◆ **THE PROBLEM**: Give back the entries below verbatim.
Segment Start: SUPPLIED MATERIAL
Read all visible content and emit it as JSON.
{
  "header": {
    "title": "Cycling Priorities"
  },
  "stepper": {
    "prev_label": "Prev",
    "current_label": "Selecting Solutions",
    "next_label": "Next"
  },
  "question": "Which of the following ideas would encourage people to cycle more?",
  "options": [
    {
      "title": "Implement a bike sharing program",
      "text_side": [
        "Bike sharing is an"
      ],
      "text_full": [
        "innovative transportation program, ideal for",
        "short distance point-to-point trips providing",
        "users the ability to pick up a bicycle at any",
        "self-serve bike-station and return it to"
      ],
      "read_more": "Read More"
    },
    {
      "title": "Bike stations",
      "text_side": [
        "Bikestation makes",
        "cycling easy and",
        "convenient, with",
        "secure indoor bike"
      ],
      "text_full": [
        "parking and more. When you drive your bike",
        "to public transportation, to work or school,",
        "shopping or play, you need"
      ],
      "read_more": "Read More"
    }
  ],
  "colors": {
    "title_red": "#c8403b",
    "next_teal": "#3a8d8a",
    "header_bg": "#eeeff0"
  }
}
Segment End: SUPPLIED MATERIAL
◆ **YOUR SOLUTION**:
Read all visible content and emit it as JSON.
{
  "header": {
    "title": "Cycling Priorities"
  },
  "stepper": {
    "prev_label": "Prev",
    "current_label": "Selecting Solutions",
    "next_label": "Next"
  },
  "question": "Which of the following ideas would encourage people to cycle more?",
  "options": [
    {
      "title": "Implement a bike sharing program",
      "text_side": [
        "Bike sharing is an"
      ],
      "text_full": [
        "innovative transportation program, ideal for",
        "short distance point-to-point trips providing",
        "users the ability to pick up a bicycle at any",
        "self-serve bike-station and return it to"
      ],
      "read_more": "Read More"
    },
    {
      "title": "Bike stations",
      "text_side": [
        "Bikestation makes",
        "cycling easy and",
        "convenient, with",
        "secure indoor bike"
      ],
      "text_full": [
        "parking and more. When you drive your bike",
        "to public transportation, to work or school,",
        "shopping or play, you need"
      ],
      "read_more": "Read More"
    }
  ],
  "colors": {
    "title_red": "#c8403b",
    "next_teal": "#3a8d8a",
    "header_bg": "#eeeff0"
  }
}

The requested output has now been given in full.